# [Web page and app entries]
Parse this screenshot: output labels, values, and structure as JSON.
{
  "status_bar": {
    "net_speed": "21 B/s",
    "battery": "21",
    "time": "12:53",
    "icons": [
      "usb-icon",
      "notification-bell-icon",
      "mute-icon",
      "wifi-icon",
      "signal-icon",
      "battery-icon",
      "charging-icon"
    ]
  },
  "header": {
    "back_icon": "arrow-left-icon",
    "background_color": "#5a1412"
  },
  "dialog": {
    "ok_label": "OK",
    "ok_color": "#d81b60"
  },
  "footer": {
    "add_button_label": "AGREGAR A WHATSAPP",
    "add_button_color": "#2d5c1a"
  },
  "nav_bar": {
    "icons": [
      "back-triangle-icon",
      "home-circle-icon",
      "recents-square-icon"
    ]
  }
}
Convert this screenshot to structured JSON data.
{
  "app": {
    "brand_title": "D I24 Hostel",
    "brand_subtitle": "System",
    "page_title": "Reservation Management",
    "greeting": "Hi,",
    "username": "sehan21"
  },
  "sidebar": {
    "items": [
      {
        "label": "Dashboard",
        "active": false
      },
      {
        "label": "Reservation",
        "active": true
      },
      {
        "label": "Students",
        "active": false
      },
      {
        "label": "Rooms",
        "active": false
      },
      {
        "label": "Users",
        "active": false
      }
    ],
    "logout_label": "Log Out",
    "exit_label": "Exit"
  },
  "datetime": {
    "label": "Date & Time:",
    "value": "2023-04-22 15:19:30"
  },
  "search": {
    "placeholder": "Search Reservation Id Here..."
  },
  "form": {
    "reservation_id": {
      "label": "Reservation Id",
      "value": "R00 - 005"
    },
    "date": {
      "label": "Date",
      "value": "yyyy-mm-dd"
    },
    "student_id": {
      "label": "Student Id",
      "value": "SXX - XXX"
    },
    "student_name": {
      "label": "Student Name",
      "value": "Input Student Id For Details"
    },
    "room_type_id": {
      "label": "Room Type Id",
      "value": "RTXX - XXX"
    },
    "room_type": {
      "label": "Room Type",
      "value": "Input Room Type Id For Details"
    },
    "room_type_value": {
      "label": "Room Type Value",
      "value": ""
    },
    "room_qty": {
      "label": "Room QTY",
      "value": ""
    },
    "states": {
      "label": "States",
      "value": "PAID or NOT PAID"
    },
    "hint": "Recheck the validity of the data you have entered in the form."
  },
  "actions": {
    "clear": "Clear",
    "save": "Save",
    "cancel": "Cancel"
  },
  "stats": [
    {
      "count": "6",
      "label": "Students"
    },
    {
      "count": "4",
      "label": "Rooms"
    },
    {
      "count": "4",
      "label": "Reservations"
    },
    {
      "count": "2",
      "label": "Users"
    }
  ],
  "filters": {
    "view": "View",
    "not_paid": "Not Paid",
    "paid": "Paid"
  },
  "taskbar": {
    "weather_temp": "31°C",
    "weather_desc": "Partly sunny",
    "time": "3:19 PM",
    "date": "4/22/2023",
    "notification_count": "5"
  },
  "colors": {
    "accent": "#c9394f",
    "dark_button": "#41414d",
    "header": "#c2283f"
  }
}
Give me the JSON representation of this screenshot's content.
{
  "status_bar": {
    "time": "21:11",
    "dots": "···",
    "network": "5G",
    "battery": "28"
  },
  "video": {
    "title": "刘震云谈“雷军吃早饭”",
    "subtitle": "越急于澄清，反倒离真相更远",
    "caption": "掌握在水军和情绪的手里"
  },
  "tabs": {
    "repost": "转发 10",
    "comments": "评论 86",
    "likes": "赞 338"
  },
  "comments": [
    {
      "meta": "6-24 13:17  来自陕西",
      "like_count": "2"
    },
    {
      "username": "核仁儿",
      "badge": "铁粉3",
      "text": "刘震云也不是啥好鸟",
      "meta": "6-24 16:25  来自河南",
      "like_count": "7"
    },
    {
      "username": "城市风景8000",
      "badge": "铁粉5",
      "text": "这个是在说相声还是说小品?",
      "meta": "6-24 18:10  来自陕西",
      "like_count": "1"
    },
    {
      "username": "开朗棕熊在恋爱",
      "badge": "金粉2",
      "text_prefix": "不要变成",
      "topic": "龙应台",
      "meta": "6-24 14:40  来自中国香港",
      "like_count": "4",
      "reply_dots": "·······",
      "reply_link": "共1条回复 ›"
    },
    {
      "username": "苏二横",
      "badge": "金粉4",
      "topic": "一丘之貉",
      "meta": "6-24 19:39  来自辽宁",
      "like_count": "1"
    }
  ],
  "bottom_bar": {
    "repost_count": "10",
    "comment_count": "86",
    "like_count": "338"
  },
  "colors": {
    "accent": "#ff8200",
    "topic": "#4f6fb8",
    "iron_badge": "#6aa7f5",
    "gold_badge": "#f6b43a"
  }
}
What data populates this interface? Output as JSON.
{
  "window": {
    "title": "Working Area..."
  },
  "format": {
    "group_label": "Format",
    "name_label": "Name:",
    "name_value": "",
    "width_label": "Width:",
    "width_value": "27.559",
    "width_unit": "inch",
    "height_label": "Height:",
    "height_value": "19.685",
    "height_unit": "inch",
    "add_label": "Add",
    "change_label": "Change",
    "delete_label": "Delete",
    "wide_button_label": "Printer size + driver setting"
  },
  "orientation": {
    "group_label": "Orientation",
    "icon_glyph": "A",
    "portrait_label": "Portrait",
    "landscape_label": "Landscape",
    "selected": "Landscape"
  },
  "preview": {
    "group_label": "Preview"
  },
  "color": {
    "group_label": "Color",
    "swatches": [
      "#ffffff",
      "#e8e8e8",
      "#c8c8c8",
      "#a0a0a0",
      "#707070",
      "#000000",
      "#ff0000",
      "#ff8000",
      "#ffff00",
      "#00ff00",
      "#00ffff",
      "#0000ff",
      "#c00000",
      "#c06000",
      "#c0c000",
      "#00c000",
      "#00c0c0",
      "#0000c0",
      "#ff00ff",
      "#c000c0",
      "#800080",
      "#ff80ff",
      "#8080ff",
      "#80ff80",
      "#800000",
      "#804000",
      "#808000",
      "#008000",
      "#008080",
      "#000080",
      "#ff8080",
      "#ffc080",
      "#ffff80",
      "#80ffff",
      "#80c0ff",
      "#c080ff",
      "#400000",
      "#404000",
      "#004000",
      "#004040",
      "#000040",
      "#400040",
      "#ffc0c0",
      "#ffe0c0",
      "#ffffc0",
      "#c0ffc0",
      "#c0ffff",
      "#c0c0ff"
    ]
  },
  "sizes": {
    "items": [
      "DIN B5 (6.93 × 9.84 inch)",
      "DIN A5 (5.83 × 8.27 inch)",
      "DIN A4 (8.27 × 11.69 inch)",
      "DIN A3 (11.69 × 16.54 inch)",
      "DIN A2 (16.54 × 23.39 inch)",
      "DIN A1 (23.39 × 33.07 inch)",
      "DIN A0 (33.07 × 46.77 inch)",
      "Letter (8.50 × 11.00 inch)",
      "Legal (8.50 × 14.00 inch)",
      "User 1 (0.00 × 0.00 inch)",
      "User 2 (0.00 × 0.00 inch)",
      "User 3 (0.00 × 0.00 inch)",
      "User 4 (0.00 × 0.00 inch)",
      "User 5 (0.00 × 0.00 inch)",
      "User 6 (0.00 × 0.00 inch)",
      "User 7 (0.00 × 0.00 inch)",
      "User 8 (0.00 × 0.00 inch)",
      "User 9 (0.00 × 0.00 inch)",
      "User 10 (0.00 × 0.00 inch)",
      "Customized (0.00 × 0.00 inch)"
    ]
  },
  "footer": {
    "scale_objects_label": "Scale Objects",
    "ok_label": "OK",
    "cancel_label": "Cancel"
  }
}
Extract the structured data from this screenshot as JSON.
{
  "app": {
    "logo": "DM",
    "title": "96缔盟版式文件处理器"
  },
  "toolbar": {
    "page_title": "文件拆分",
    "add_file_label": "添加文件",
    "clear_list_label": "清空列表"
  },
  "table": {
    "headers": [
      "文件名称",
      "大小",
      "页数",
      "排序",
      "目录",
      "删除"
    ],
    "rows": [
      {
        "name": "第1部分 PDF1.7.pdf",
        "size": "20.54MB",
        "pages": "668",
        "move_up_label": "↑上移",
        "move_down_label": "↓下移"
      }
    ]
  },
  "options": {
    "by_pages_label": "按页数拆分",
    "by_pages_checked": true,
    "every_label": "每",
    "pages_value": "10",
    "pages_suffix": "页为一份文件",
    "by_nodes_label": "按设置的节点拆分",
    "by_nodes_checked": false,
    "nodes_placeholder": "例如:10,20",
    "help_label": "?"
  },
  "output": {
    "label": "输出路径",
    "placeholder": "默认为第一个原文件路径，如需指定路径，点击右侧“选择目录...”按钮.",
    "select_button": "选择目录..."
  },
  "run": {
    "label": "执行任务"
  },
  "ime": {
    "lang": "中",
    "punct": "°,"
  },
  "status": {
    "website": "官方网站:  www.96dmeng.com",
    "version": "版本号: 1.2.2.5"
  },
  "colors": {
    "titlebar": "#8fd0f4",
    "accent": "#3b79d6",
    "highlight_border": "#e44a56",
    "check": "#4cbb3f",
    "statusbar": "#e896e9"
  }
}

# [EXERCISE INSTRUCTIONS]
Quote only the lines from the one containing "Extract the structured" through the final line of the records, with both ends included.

# [COMPLETED TASK]
Extract the structured data from this screenshot as JSON.
{
  "app": {
    "logo": "DM",
    "title": "96缔盟版式文件处理器"
  },
  "toolbar": {
    "page_title": "文件拆分",
    "add_file_label": "添加文件",
    "clear_list_label": "清空列表"
  },
  "table": {
    "headers": [
      "文件名称",
      "大小",
      "页数",
      "排序",
      "目录",
      "删除"
    ],
    "rows": [
      {
        "name": "第1部分 PDF1.7.pdf",
        "size": "20.54MB",
        "pages": "668",
        "move_up_label": "↑上移",
        "move_down_label": "↓下移"
      }
    ]
  },
  "options": {
    "by_pages_label": "按页数拆分",
    "by_pages_checked": true,
    "every_label": "每",
    "pages_value": "10",
    "pages_suffix": "页为一份文件",
    "by_nodes_label": "按设置的节点拆分",
    "by_nodes_checked": false,
    "nodes_placeholder": "例如:10,20",
    "help_label": "?"
  },
  "output": {
    "label": "输出路径",
    "placeholder": "默认为第一个原文件路径，如需指定路径，点击右侧“选择目录...”按钮.",
    "select_button": "选择目录..."
  },
  "run": {
    "label": "执行任务"
  },
  "ime": {
    "lang": "中",
    "punct": "°,"
  },
  "status": {
    "website": "官方网站:  www.96dmeng.com",
    "version": "版本号: 1.2.2.5"
  },
  "colors": {
    "titlebar": "#8fd0f4",
    "accent": "#3b79d6",
    "highlight_border": "#e44a56",
    "check": "#4cbb3f",
    "statusbar": "#e896e9"
  }
}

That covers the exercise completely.